| Exercise |
When a line in the data below includes "uploaded", pick it out and copy it.

| Data records |
[Start of Attachment]

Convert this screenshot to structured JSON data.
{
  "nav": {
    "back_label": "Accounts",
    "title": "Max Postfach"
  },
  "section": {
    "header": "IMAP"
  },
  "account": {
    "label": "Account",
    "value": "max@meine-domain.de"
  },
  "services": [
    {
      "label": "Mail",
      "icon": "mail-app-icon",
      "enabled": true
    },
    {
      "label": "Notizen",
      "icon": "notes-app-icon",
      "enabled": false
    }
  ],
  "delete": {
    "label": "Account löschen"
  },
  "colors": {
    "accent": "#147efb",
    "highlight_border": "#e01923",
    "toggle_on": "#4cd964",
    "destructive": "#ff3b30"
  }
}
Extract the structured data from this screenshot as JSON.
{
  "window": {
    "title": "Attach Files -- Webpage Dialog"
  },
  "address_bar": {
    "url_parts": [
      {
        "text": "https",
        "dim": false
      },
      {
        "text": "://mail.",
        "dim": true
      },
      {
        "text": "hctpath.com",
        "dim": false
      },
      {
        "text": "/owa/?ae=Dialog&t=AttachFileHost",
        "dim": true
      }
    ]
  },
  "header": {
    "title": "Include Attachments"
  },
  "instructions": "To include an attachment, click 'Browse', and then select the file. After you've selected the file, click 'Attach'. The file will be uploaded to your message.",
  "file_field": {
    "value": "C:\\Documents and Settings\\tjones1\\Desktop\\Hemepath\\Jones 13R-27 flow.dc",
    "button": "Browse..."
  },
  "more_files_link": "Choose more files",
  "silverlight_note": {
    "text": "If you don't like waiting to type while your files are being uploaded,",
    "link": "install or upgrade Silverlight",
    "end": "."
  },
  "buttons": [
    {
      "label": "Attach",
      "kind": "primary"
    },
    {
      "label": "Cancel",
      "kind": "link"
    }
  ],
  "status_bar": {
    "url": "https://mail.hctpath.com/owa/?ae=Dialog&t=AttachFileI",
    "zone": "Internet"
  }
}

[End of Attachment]

| Output of the task |
  "instructions": "To include an attachment, click 'Browse', and then select the file. After you've selected the file, click 'Attach'. The file will be uploaded to your message.",
    "text": "If you don't like waiting to type while your files are being uploaded,",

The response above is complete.